Corinne said once she got over the immediate shock about the news of Tuesday's crash, she became angry.
Elderly drivers in Florida are required to be retested every eight years. Michigan, where the RV driver is from, has slightly tougher standards — every six years — but Corinne believes both are inadequate.
MORE:99-year-old driver in fatal crash had clean record, recently passed driving tests
She noted the driver who died in her wreck had been pulled over two weeks prior for running a stop sign. She was let off with a caution and allowed to drive herself home.
"It's time these 'nod-nod, wink-wink' practices stop," Corinne said.
"I'm proposing a retesting mandate, that begins at age 65 when a person gets Social Security," she said. "We need a new evaluation and retesting procedure. I think for drivers 65 to 75 it should be every five years; every three years for those 75 to 80, and every year for those 80 and older."
Corinne also noted RV drivers are not required to hold any special license to drive their vehicles. That's something Virginia-based safety advocate Ron Melancon has been crusading about for eight years.

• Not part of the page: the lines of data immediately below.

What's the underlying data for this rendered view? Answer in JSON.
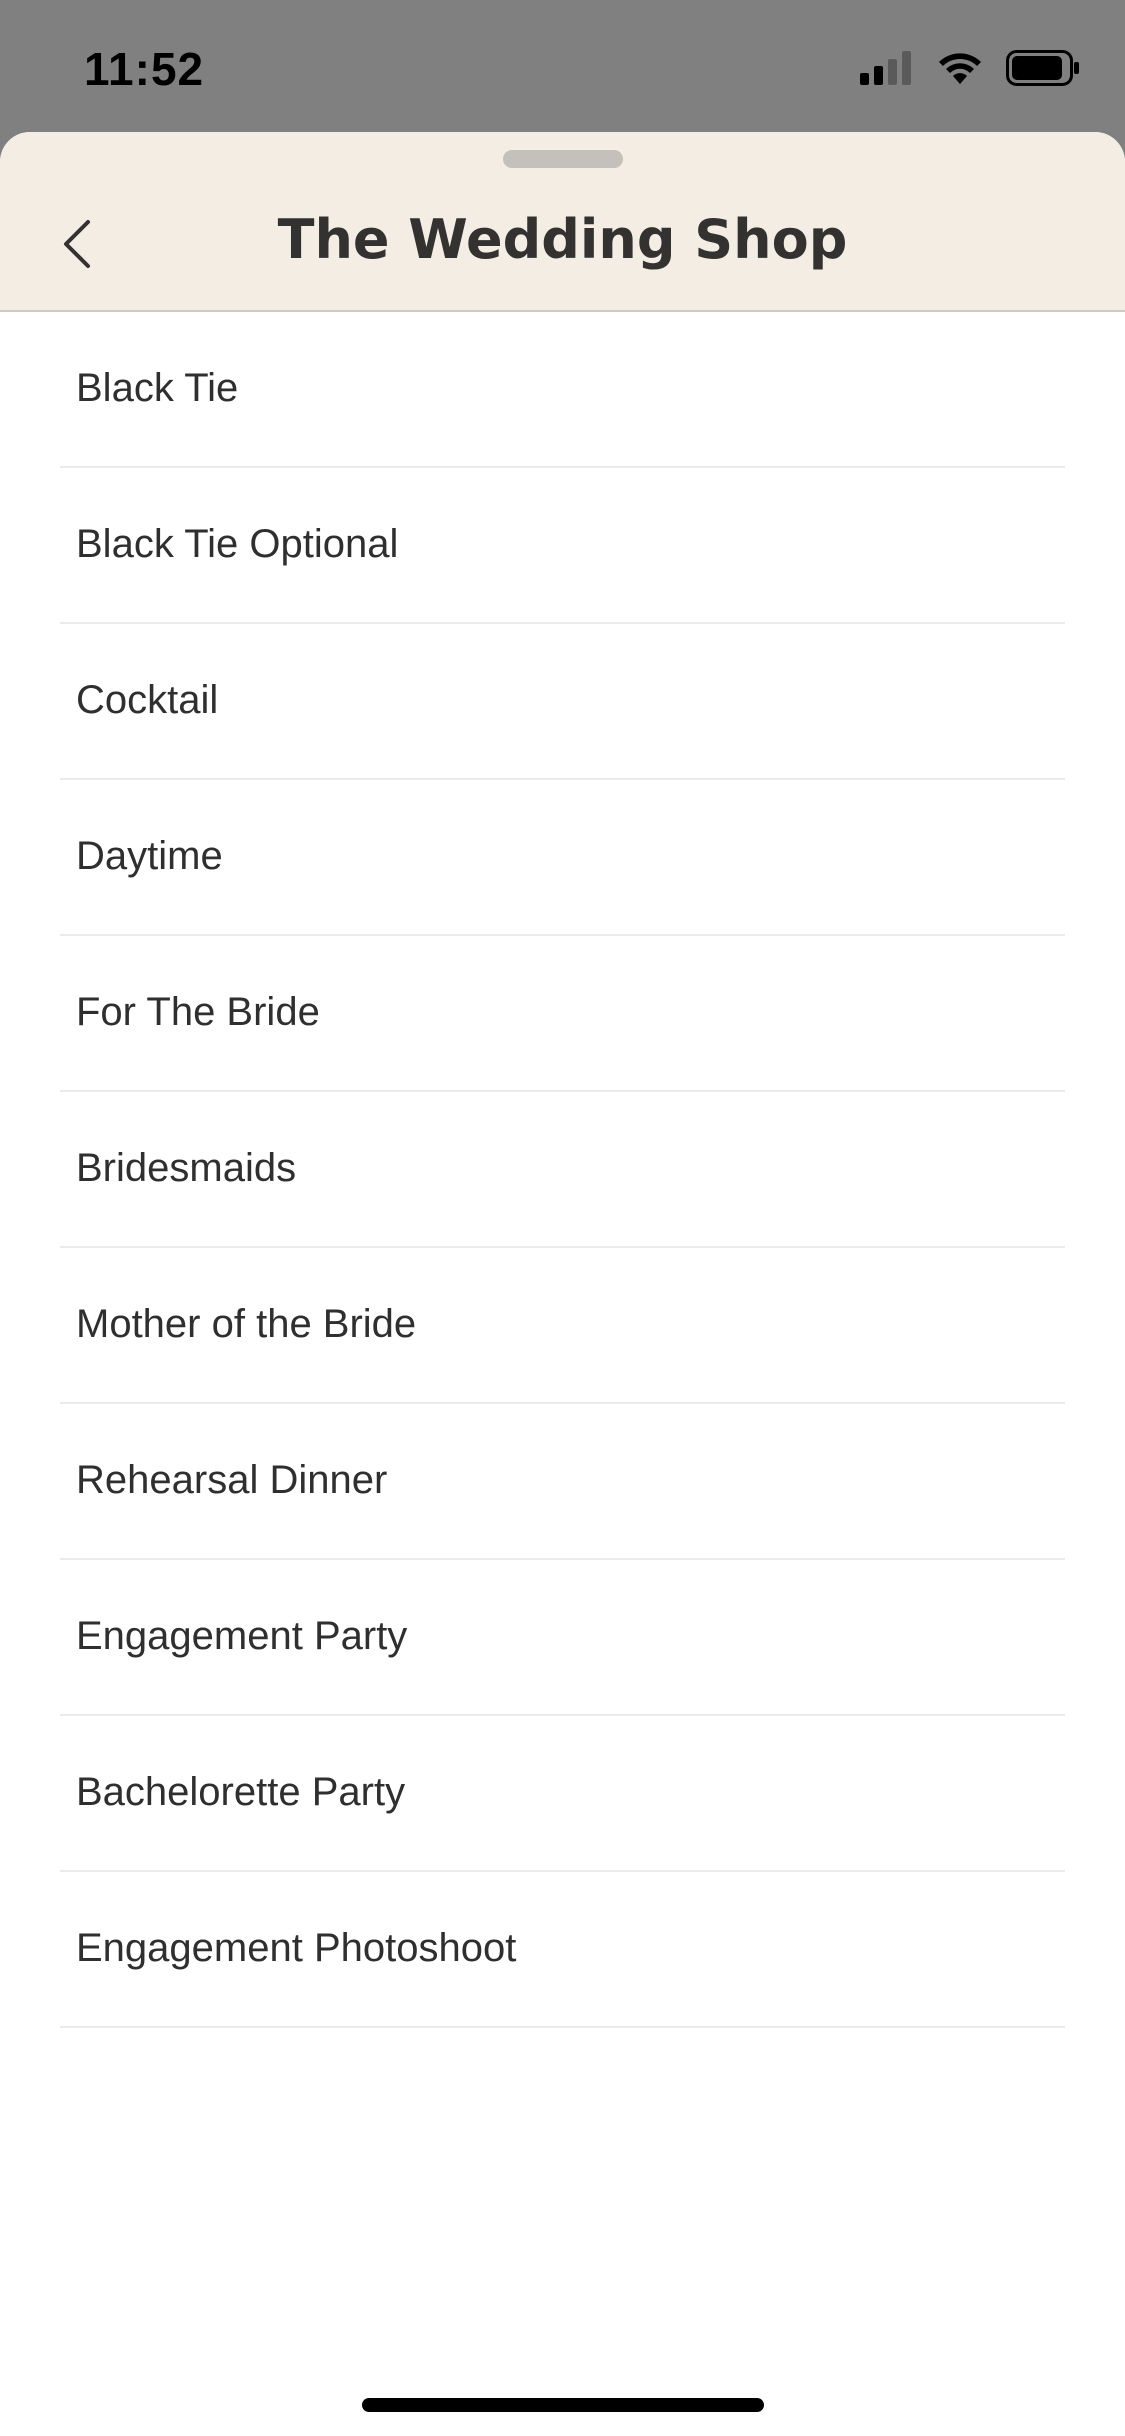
{
  "status_bar": {
    "time": "11:52"
  },
  "header": {
    "title": "The Wedding Shop",
    "back_icon": "chevron-left-icon"
  },
  "list": {
    "items": [
      "Black Tie",
      "Black Tie Optional",
      "Cocktail",
      "Daytime",
      "For The Bride",
      "Bridesmaids",
      "Mother of the Bride",
      "Rehearsal Dinner",
      "Engagement Party",
      "Bachelorette Party",
      "Engagement Photoshoot"
    ]
  },
  "colors": {
    "header_background": "#f4ede4",
    "status_background": "#808080",
    "text": "#2f2f2f"
  }
}
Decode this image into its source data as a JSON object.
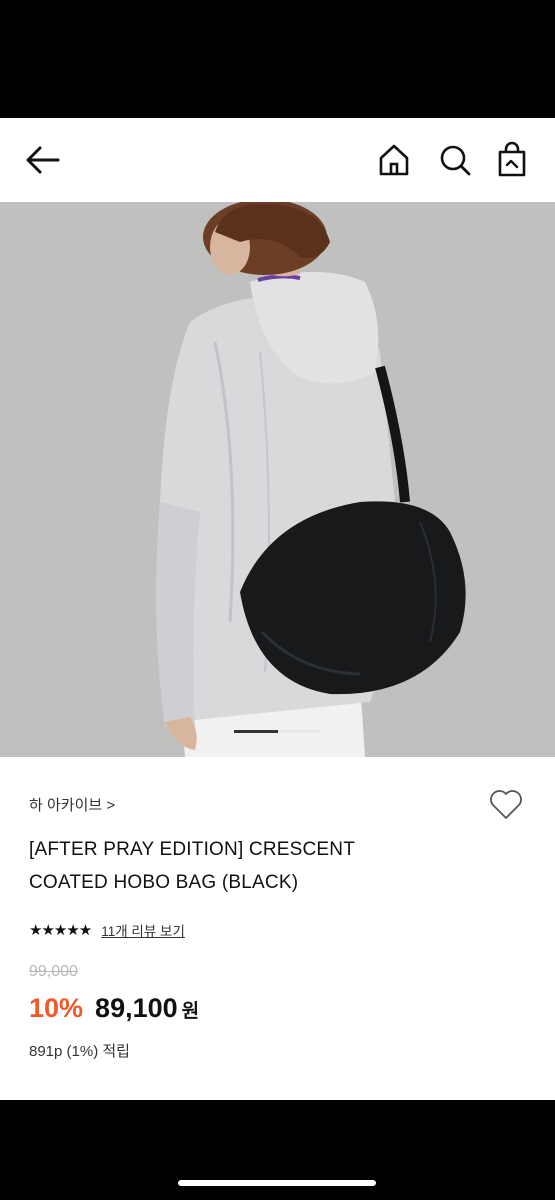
{
  "header": {
    "back_icon": "arrow-left-icon",
    "icons": [
      "home-icon",
      "search-icon",
      "shopping-bag-icon"
    ]
  },
  "hero": {
    "carousel_position": 1
  },
  "product": {
    "brand": "하 아카이브 >",
    "title_line1": "[AFTER PRAY EDITION] CRESCENT",
    "title_line2": "COATED HOBO BAG (BLACK)",
    "stars": "★★★★★",
    "rating": 5,
    "review_link": "11개 리뷰 보기",
    "original_price": "99,000",
    "discount": "10%",
    "sale_price": "89,100",
    "currency": "원",
    "points": "891p (1%) 적립"
  },
  "colors": {
    "accent": "#f05a28",
    "text": "#111111",
    "muted": "#b8b8b8"
  }
}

Melancon features TCPalm coverage of the Okeechobee Road accident prominently on his DangerousRVs.org website. He is passionate about the need for a national RV drivers license. He points out that a driver who wants to ride a motorcycle has to pass a special driving test and hold a motorcycle license.
"So why don't we require the same thing for someone driving a 30,000-pound RV"? Melancon asked.
We are all shocked by this week's tragedy, by two young lives so brutally cut short because of a series of tragic circumstances, apparent equipment failures on the RV and, perhaps, the age of the RV driver.
Surely Corinne Fredrick, who intends to dust off her lobbying skills to make lawmakers aware of the licensing issues, and advocates like Ron Melancon are correct. We do need tougher standards for elderly drivers and perhaps all owners of RVs.
People across the country will continue to die unless someone takes a stand.
Anthony Westbury is a columnist for TCPalm. This column reflects his opinion. Contact him at 772-221-4220, email@example.com, or follow him @TCPalmWestbury on Twitter.